All three of these result areas are very closely linked to development efforts, and it may often be challenging to distinguish climate-related components from wider efforts to strengthen food, water and agriculture systems in developing countries. Adaptation funds, among these three result areas, have prioritised water activities, while food and health have received less attention. It is clear that GCF can potentially take multiple entry points into supporting better outcomes. These include support for environmentally and socially sustainable climate-smart agriculture, which can reduce food security risks as well as pressures on water supply. Efforts to improve the resilience of cities can also deliver integrated outcomes in this result area, by improving water sanitation and management systems and infrastructure within urban areas.
The following GCF projects help increase the resilience of health and well-being of communities, as well as improve food and water security through integrated strategic interventions.
SAP Technical Guidelines: Water Security
29 Oct 2020
This publication provides technical guidance for the preparation of simplified approval process (SAP) proposals for water security projects. GCF defines the water sector as encompassing surface freshwater resources and groundwater, but not oceans. Since the water sector is interlinked with several other sectors, such as agriculture and ecosystems, it is necessary to delineate its scope.
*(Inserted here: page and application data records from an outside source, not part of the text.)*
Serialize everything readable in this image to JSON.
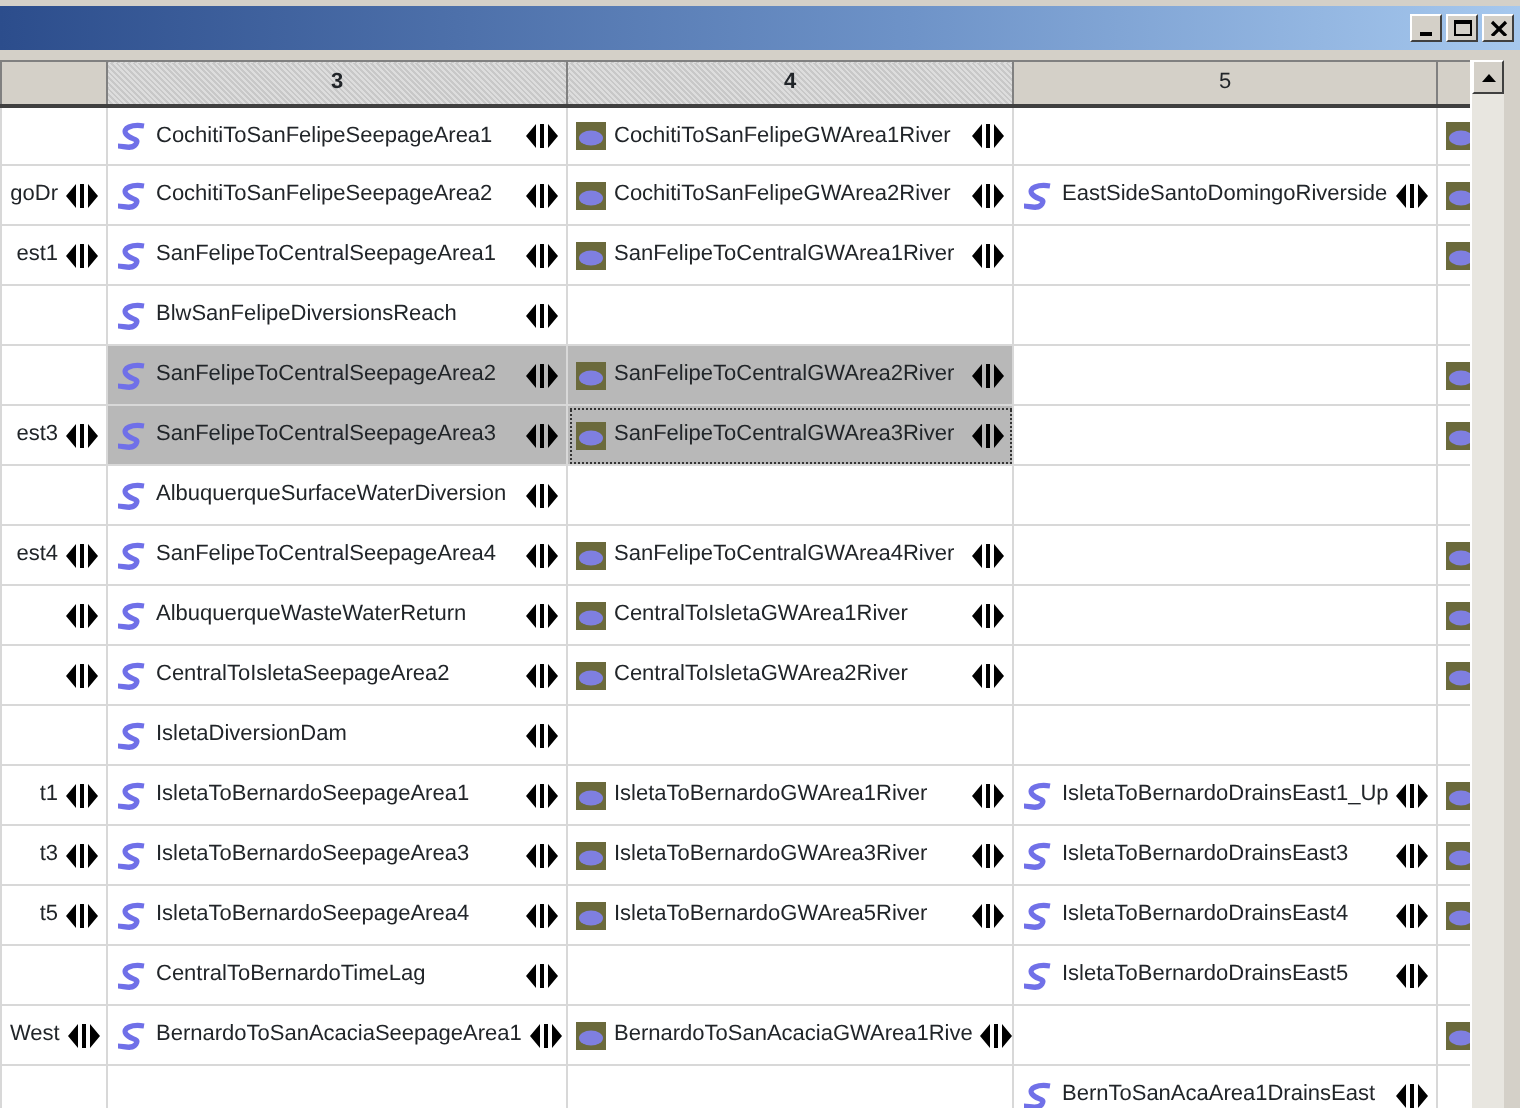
{
  "window": {
    "controls": [
      {
        "kind": "minimize"
      },
      {
        "kind": "maximize"
      },
      {
        "kind": "close"
      }
    ]
  },
  "table": {
    "columns": [
      {
        "selected": false
      },
      {
        "label": "3",
        "selected": true
      },
      {
        "label": "4",
        "selected": true
      },
      {
        "label": "5",
        "selected": false
      },
      {
        "selected": false
      }
    ],
    "rows": [
      {
        "cells": [
          {
            "kind": "empty",
            "selected": false,
            "focused": false
          },
          {
            "kind": "reach",
            "label": "CochitiToSanFelipeSeepageArea1",
            "selected": false,
            "focused": false
          },
          {
            "kind": "groundwater",
            "label": "CochitiToSanFelipeGWArea1River",
            "selected": false,
            "focused": false
          },
          {
            "kind": "empty",
            "selected": false,
            "focused": false
          },
          {
            "kind": "groundwater-icon",
            "selected": false,
            "focused": false
          }
        ]
      },
      {
        "cells": [
          {
            "kind": "text",
            "label": "goDr",
            "selected": false,
            "focused": false
          },
          {
            "kind": "reach",
            "label": "CochitiToSanFelipeSeepageArea2",
            "selected": false,
            "focused": false
          },
          {
            "kind": "groundwater",
            "label": "CochitiToSanFelipeGWArea2River",
            "selected": false,
            "focused": false
          },
          {
            "kind": "reach",
            "label": "EastSideSantoDomingoRiverside",
            "selected": false,
            "focused": false
          },
          {
            "kind": "groundwater-icon",
            "selected": false,
            "focused": false
          }
        ]
      },
      {
        "cells": [
          {
            "kind": "text",
            "label": "est1",
            "selected": false,
            "focused": false
          },
          {
            "kind": "reach",
            "label": "SanFelipeToCentralSeepageArea1",
            "selected": false,
            "focused": false
          },
          {
            "kind": "groundwater",
            "label": "SanFelipeToCentralGWArea1River",
            "selected": false,
            "focused": false
          },
          {
            "kind": "empty",
            "selected": false,
            "focused": false
          },
          {
            "kind": "groundwater-icon",
            "selected": false,
            "focused": false
          }
        ]
      },
      {
        "cells": [
          {
            "kind": "empty",
            "selected": false,
            "focused": false
          },
          {
            "kind": "reach",
            "label": "BlwSanFelipeDiversionsReach",
            "selected": false,
            "focused": false
          },
          {
            "kind": "empty",
            "selected": false,
            "focused": false
          },
          {
            "kind": "empty",
            "selected": false,
            "focused": false
          },
          {
            "kind": "empty",
            "selected": false,
            "focused": false
          }
        ]
      },
      {
        "cells": [
          {
            "kind": "empty",
            "selected": false,
            "focused": false
          },
          {
            "kind": "reach",
            "label": "SanFelipeToCentralSeepageArea2",
            "selected": true,
            "focused": false
          },
          {
            "kind": "groundwater",
            "label": "SanFelipeToCentralGWArea2River",
            "selected": true,
            "focused": false
          },
          {
            "kind": "empty",
            "selected": false,
            "focused": false
          },
          {
            "kind": "groundwater-icon",
            "selected": false,
            "focused": false
          }
        ]
      },
      {
        "cells": [
          {
            "kind": "text",
            "label": "est3",
            "selected": false,
            "focused": false
          },
          {
            "kind": "reach",
            "label": "SanFelipeToCentralSeepageArea3",
            "selected": true,
            "focused": false
          },
          {
            "kind": "groundwater",
            "label": "SanFelipeToCentralGWArea3River",
            "selected": true,
            "focused": true
          },
          {
            "kind": "empty",
            "selected": false,
            "focused": false
          },
          {
            "kind": "groundwater-icon",
            "selected": false,
            "focused": false
          }
        ]
      },
      {
        "cells": [
          {
            "kind": "empty",
            "selected": false,
            "focused": false
          },
          {
            "kind": "reach",
            "label": "AlbuquerqueSurfaceWaterDiversion",
            "selected": false,
            "focused": false
          },
          {
            "kind": "empty",
            "selected": false,
            "focused": false
          },
          {
            "kind": "empty",
            "selected": false,
            "focused": false
          },
          {
            "kind": "empty",
            "selected": false,
            "focused": false
          }
        ]
      },
      {
        "cells": [
          {
            "kind": "text",
            "label": "est4",
            "selected": false,
            "focused": false
          },
          {
            "kind": "reach",
            "label": "SanFelipeToCentralSeepageArea4",
            "selected": false,
            "focused": false
          },
          {
            "kind": "groundwater",
            "label": "SanFelipeToCentralGWArea4River",
            "selected": false,
            "focused": false
          },
          {
            "kind": "empty",
            "selected": false,
            "focused": false
          },
          {
            "kind": "groundwater-icon",
            "selected": false,
            "focused": false
          }
        ]
      },
      {
        "cells": [
          {
            "kind": "arrows",
            "selected": false,
            "focused": false
          },
          {
            "kind": "reach",
            "label": "AlbuquerqueWasteWaterReturn",
            "selected": false,
            "focused": false
          },
          {
            "kind": "groundwater",
            "label": "CentralToIsletaGWArea1River",
            "selected": false,
            "focused": false
          },
          {
            "kind": "empty",
            "selected": false,
            "focused": false
          },
          {
            "kind": "groundwater-icon",
            "selected": false,
            "focused": false
          }
        ]
      },
      {
        "cells": [
          {
            "kind": "arrows",
            "selected": false,
            "focused": false
          },
          {
            "kind": "reach",
            "label": "CentralToIsletaSeepageArea2",
            "selected": false,
            "focused": false
          },
          {
            "kind": "groundwater",
            "label": "CentralToIsletaGWArea2River",
            "selected": false,
            "focused": false
          },
          {
            "kind": "empty",
            "selected": false,
            "focused": false
          },
          {
            "kind": "groundwater-icon",
            "selected": false,
            "focused": false
          }
        ]
      },
      {
        "cells": [
          {
            "kind": "empty",
            "selected": false,
            "focused": false
          },
          {
            "kind": "reach",
            "label": "IsletaDiversionDam",
            "selected": false,
            "focused": false
          },
          {
            "kind": "empty",
            "selected": false,
            "focused": false
          },
          {
            "kind": "empty",
            "selected": false,
            "focused": false
          },
          {
            "kind": "empty",
            "selected": false,
            "focused": false
          }
        ]
      },
      {
        "cells": [
          {
            "kind": "text",
            "label": "t1",
            "selected": false,
            "focused": false
          },
          {
            "kind": "reach",
            "label": "IsletaToBernardoSeepageArea1",
            "selected": false,
            "focused": false
          },
          {
            "kind": "groundwater",
            "label": "IsletaToBernardoGWArea1River",
            "selected": false,
            "focused": false
          },
          {
            "kind": "reach",
            "label": "IsletaToBernardoDrainsEast1_Up",
            "selected": false,
            "focused": false
          },
          {
            "kind": "groundwater-icon",
            "selected": false,
            "focused": false
          }
        ]
      },
      {
        "cells": [
          {
            "kind": "text",
            "label": "t3",
            "selected": false,
            "focused": false
          },
          {
            "kind": "reach",
            "label": "IsletaToBernardoSeepageArea3",
            "selected": false,
            "focused": false
          },
          {
            "kind": "groundwater",
            "label": "IsletaToBernardoGWArea3River",
            "selected": false,
            "focused": false
          },
          {
            "kind": "reach",
            "label": "IsletaToBernardoDrainsEast3",
            "selected": false,
            "focused": false
          },
          {
            "kind": "groundwater-icon",
            "selected": false,
            "focused": false
          }
        ]
      },
      {
        "cells": [
          {
            "kind": "text",
            "label": "t5",
            "selected": false,
            "focused": false
          },
          {
            "kind": "reach",
            "label": "IsletaToBernardoSeepageArea4",
            "selected": false,
            "focused": false
          },
          {
            "kind": "groundwater",
            "label": "IsletaToBernardoGWArea5River",
            "selected": false,
            "focused": false
          },
          {
            "kind": "reach",
            "label": "IsletaToBernardoDrainsEast4",
            "selected": false,
            "focused": false
          },
          {
            "kind": "groundwater-icon",
            "selected": false,
            "focused": false
          }
        ]
      },
      {
        "cells": [
          {
            "kind": "empty",
            "selected": false,
            "focused": false
          },
          {
            "kind": "reach",
            "label": "CentralToBernardoTimeLag",
            "selected": false,
            "focused": false
          },
          {
            "kind": "empty",
            "selected": false,
            "focused": false
          },
          {
            "kind": "reach",
            "label": "IsletaToBernardoDrainsEast5",
            "selected": false,
            "focused": false
          },
          {
            "kind": "empty",
            "selected": false,
            "focused": false
          }
        ]
      },
      {
        "cells": [
          {
            "kind": "text",
            "label": "West",
            "selected": false,
            "focused": false
          },
          {
            "kind": "reach",
            "label": "BernardoToSanAcaciaSeepageArea1",
            "selected": false,
            "focused": false
          },
          {
            "kind": "groundwater",
            "label": "BernardoToSanAcaciaGWArea1Rive",
            "selected": false,
            "focused": false
          },
          {
            "kind": "empty",
            "selected": false,
            "focused": false
          },
          {
            "kind": "groundwater-icon",
            "selected": false,
            "focused": false
          }
        ]
      },
      {
        "cells": [
          {
            "kind": "empty",
            "selected": false,
            "focused": false
          },
          {
            "kind": "empty",
            "selected": false,
            "focused": false
          },
          {
            "kind": "empty",
            "selected": false,
            "focused": false
          },
          {
            "kind": "reach",
            "label": "BernToSanAcaArea1DrainsEast",
            "selected": false,
            "focused": false
          },
          {
            "kind": "empty",
            "selected": false,
            "focused": false
          }
        ]
      }
    ]
  }
}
Thus, the emphasis in this technical guidance a is on four sub-sectors: